INSTRUCTIONS TO FOLLOW. Output all the entries below. Each must match exactly.

DATA FOR THIS TASK.
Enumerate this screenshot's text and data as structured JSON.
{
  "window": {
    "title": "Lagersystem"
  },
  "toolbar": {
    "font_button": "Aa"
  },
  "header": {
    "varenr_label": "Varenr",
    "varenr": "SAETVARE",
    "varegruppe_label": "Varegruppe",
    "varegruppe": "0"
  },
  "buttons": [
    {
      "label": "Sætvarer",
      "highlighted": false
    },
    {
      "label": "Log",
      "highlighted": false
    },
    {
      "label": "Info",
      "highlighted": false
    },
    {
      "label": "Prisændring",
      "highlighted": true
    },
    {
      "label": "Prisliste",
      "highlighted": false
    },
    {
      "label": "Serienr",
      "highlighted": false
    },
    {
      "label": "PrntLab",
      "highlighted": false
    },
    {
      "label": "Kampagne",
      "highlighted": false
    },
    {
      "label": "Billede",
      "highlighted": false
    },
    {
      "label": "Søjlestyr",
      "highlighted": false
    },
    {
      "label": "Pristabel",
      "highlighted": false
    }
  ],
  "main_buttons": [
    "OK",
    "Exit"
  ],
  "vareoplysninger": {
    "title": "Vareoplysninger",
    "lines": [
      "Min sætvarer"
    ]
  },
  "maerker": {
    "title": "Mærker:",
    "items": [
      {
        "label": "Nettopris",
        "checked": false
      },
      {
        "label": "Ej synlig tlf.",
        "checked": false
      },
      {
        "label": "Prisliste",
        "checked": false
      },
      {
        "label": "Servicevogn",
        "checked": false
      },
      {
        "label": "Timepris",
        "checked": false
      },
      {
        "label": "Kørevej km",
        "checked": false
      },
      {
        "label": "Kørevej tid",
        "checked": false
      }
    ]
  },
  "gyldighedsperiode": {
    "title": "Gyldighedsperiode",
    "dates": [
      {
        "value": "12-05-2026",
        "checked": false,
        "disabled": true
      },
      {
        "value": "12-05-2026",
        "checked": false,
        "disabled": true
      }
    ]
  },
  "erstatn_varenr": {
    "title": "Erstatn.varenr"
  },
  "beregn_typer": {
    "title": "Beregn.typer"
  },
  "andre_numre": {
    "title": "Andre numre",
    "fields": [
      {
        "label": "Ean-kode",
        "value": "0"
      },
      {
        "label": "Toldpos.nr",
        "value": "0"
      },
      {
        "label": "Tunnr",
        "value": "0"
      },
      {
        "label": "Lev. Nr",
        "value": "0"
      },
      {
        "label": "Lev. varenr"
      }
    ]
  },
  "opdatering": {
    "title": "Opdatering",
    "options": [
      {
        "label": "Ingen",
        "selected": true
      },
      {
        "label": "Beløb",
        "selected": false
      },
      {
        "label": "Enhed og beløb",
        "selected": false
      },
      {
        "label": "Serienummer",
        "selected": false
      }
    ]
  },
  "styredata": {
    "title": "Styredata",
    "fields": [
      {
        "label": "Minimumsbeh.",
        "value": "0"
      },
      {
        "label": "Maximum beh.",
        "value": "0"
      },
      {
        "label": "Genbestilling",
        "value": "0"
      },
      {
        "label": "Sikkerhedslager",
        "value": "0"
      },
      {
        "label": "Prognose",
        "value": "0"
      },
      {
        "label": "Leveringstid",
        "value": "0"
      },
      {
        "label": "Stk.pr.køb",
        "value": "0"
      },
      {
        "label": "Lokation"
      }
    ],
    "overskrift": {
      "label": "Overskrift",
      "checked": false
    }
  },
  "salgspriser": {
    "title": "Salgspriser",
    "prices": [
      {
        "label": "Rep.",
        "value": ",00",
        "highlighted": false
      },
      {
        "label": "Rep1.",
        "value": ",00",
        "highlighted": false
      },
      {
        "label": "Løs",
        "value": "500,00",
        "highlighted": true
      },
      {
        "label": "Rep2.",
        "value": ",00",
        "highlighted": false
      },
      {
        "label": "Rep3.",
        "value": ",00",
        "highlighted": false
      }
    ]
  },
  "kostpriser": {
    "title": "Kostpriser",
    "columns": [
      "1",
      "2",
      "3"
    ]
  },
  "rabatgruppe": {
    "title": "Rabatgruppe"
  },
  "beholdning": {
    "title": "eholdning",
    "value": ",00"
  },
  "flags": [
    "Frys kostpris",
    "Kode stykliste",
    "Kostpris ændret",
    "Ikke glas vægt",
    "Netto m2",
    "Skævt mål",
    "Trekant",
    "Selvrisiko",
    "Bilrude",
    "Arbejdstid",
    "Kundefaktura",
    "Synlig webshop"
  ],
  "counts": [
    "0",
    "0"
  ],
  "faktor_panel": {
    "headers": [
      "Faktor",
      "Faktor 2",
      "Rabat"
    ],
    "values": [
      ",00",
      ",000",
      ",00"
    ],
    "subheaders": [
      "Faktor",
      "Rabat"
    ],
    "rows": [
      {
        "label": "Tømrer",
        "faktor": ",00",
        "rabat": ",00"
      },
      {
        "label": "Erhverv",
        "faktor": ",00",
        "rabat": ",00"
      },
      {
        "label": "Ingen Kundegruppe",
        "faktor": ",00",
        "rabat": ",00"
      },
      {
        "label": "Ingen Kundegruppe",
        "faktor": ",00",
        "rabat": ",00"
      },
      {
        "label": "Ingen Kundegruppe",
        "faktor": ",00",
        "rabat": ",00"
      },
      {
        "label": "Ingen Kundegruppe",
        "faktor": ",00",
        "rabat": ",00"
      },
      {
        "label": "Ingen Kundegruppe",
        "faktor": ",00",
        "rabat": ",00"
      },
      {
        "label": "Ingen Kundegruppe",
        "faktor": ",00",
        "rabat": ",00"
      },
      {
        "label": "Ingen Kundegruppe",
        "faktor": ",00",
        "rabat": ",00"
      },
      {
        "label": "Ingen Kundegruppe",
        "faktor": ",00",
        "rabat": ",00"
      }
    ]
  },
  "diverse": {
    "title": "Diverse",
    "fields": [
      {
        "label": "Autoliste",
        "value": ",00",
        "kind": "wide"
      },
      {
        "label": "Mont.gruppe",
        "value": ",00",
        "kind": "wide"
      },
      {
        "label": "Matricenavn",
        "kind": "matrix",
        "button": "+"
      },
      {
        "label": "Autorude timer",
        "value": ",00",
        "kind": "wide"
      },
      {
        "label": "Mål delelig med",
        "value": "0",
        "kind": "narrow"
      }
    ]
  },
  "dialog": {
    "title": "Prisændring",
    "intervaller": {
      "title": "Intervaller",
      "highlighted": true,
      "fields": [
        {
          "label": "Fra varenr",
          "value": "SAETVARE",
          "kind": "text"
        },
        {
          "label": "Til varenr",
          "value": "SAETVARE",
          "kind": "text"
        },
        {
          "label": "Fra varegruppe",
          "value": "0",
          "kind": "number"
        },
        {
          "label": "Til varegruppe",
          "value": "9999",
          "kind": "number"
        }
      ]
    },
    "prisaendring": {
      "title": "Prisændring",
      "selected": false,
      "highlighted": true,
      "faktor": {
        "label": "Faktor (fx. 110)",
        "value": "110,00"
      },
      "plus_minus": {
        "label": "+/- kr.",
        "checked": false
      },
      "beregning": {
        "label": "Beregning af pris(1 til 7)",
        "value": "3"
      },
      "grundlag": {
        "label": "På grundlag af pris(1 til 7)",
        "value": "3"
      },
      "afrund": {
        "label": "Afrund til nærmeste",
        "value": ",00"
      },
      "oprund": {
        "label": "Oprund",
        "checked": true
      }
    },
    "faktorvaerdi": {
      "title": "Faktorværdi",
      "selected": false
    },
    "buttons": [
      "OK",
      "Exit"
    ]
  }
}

ANSWER SECTION.
Enumerate this screenshot's text and data as structured JSON.
{
  "window": {
    "title": "Lagersystem"
  },
  "toolbar": {
    "font_button": "Aa"
  },
  "header": {
    "varenr_label": "Varenr",
    "varenr": "SAETVARE",
    "varegruppe_label": "Varegruppe",
    "varegruppe": "0"
  },
  "buttons": [
    {
      "label": "Sætvarer",
      "highlighted": false
    },
    {
      "label": "Log",
      "highlighted": false
    },
    {
      "label": "Info",
      "highlighted": false
    },
    {
      "label": "Prisændring",
      "highlighted": true
    },
    {
      "label": "Prisliste",
      "highlighted": false
    },
    {
      "label": "Serienr",
      "highlighted": false
    },
    {
      "label": "PrntLab",
      "highlighted": false
    },
    {
      "label": "Kampagne",
      "highlighted": false
    },
    {
      "label": "Billede",
      "highlighted": false
    },
    {
      "label": "Søjlestyr",
      "highlighted": false
    },
    {
      "label": "Pristabel",
      "highlighted": false
    }
  ],
  "main_buttons": [
    "OK",
    "Exit"
  ],
  "vareoplysninger": {
    "title": "Vareoplysninger",
    "lines": [
      "Min sætvarer"
    ]
  },
  "maerker": {
    "title": "Mærker:",
    "items": [
      {
        "label": "Nettopris",
        "checked": false
      },
      {
        "label": "Ej synlig tlf.",
        "checked": false
      },
      {
        "label": "Prisliste",
        "checked": false
      },
      {
        "label": "Servicevogn",
        "checked": false
      },
      {
        "label": "Timepris",
        "checked": false
      },
      {
        "label": "Kørevej km",
        "checked": false
      },
      {
        "label": "Kørevej tid",
        "checked": false
      }
    ]
  },
  "gyldighedsperiode": {
    "title": "Gyldighedsperiode",
    "dates": [
      {
        "value": "12-05-2026",
        "checked": false,
        "disabled": true
      },
      {
        "value": "12-05-2026",
        "checked": false,
        "disabled": true
      }
    ]
  },
  "erstatn_varenr": {
    "title": "Erstatn.varenr"
  },
  "beregn_typer": {
    "title": "Beregn.typer"
  },
  "andre_numre": {
    "title": "Andre numre",
    "fields": [
      {
        "label": "Ean-kode",
        "value": "0"
      },
      {
        "label": "Toldpos.nr",
        "value": "0"
      },
      {
        "label": "Tunnr",
        "value": "0"
      },
      {
        "label": "Lev. Nr",
        "value": "0"
      },
      {
        "label": "Lev. varenr"
      }
    ]
  },
  "opdatering": {
    "title": "Opdatering",
    "options": [
      {
        "label": "Ingen",
        "selected": true
      },
      {
        "label": "Beløb",
        "selected": false
      },
      {
        "label": "Enhed og beløb",
        "selected": false
      },
      {
        "label": "Serienummer",
        "selected": false
      }
    ]
  },
  "styredata": {
    "title": "Styredata",
    "fields": [
      {
        "label": "Minimumsbeh.",
        "value": "0"
      },
      {
        "label": "Maximum beh.",
        "value": "0"
      },
      {
        "label": "Genbestilling",
        "value": "0"
      },
      {
        "label": "Sikkerhedslager",
        "value": "0"
      },
      {
        "label": "Prognose",
        "value": "0"
      },
      {
        "label": "Leveringstid",
        "value": "0"
      },
      {
        "label": "Stk.pr.køb",
        "value": "0"
      },
      {
        "label": "Lokation"
      }
    ],
    "overskrift": {
      "label": "Overskrift",
      "checked": false
    }
  },
  "salgspriser": {
    "title": "Salgspriser",
    "prices": [
      {
        "label": "Rep.",
        "value": ",00",
        "highlighted": false
      },
      {
        "label": "Rep1.",
        "value": ",00",
        "highlighted": false
      },
      {
        "label": "Løs",
        "value": "500,00",
        "highlighted": true
      },
      {
        "label": "Rep2.",
        "value": ",00",
        "highlighted": false
      },
      {
        "label": "Rep3.",
        "value": ",00",
        "highlighted": false
      }
    ]
  },
  "kostpriser": {
    "title": "Kostpriser",
    "columns": [
      "1",
      "2",
      "3"
    ]
  },
  "rabatgruppe": {
    "title": "Rabatgruppe"
  },
  "beholdning": {
    "title": "eholdning",
    "value": ",00"
  },
  "flags": [
    "Frys kostpris",
    "Kode stykliste",
    "Kostpris ændret",
    "Ikke glas vægt",
    "Netto m2",
    "Skævt mål",
    "Trekant",
    "Selvrisiko",
    "Bilrude",
    "Arbejdstid",
    "Kundefaktura",
    "Synlig webshop"
  ],
  "counts": [
    "0",
    "0"
  ],
  "faktor_panel": {
    "headers": [
      "Faktor",
      "Faktor 2",
      "Rabat"
    ],
    "values": [
      ",00",
      ",000",
      ",00"
    ],
    "subheaders": [
      "Faktor",
      "Rabat"
    ],
    "rows": [
      {
        "label": "Tømrer",
        "faktor": ",00",
        "rabat": ",00"
      },
      {
        "label": "Erhverv",
        "faktor": ",00",
        "rabat": ",00"
      },
      {
        "label": "Ingen Kundegruppe",
        "faktor": ",00",
        "rabat": ",00"
      },
      {
        "label": "Ingen Kundegruppe",
        "faktor": ",00",
        "rabat": ",00"
      },
      {
        "label": "Ingen Kundegruppe",
        "faktor": ",00",
        "rabat": ",00"
      },
      {
        "label": "Ingen Kundegruppe",
        "faktor": ",00",
        "rabat": ",00"
      },
      {
        "label": "Ingen Kundegruppe",
        "faktor": ",00",
        "rabat": ",00"
      },
      {
        "label": "Ingen Kundegruppe",
        "faktor": ",00",
        "rabat": ",00"
      },
      {
        "label": "Ingen Kundegruppe",
        "faktor": ",00",
        "rabat": ",00"
      },
      {
        "label": "Ingen Kundegruppe",
        "faktor": ",00",
        "rabat": ",00"
      }
    ]
  },
  "diverse": {
    "title": "Diverse",
    "fields": [
      {
        "label": "Autoliste",
        "value": ",00",
        "kind": "wide"
      },
      {
        "label": "Mont.gruppe",
        "value": ",00",
        "kind": "wide"
      },
      {
        "label": "Matricenavn",
        "kind": "matrix",
        "button": "+"
      },
      {
        "label": "Autorude timer",
        "value": ",00",
        "kind": "wide"
      },
      {
        "label": "Mål delelig med",
        "value": "0",
        "kind": "narrow"
      }
    ]
  },
  "dialog": {
    "title": "Prisændring",
    "intervaller": {
      "title": "Intervaller",
      "highlighted": true,
      "fields": [
        {
          "label": "Fra varenr",
          "value": "SAETVARE",
          "kind": "text"
        },
        {
          "label": "Til varenr",
          "value": "SAETVARE",
          "kind": "text"
        },
        {
          "label": "Fra varegruppe",
          "value": "0",
          "kind": "number"
        },
        {
          "label": "Til varegruppe",
          "value": "9999",
          "kind": "number"
        }
      ]
    },
    "prisaendring": {
      "title": "Prisændring",
      "selected": false,
      "highlighted": true,
      "faktor": {
        "label": "Faktor (fx. 110)",
        "value": "110,00"
      },
      "plus_minus": {
        "label": "+/- kr.",
        "checked": false
      },
      "beregning": {
        "label": "Beregning af pris(1 til 7)",
        "value": "3"
      },
      "grundlag": {
        "label": "På grundlag af pris(1 til 7)",
        "value": "3"
      },
      "afrund": {
        "label": "Afrund til nærmeste",
        "value": ",00"
      },
      "oprund": {
        "label": "Oprund",
        "checked": true
      }
    },
    "faktorvaerdi": {
      "title": "Faktorværdi",
      "selected": false
    },
    "buttons": [
      "OK",
      "Exit"
    ]
  }
}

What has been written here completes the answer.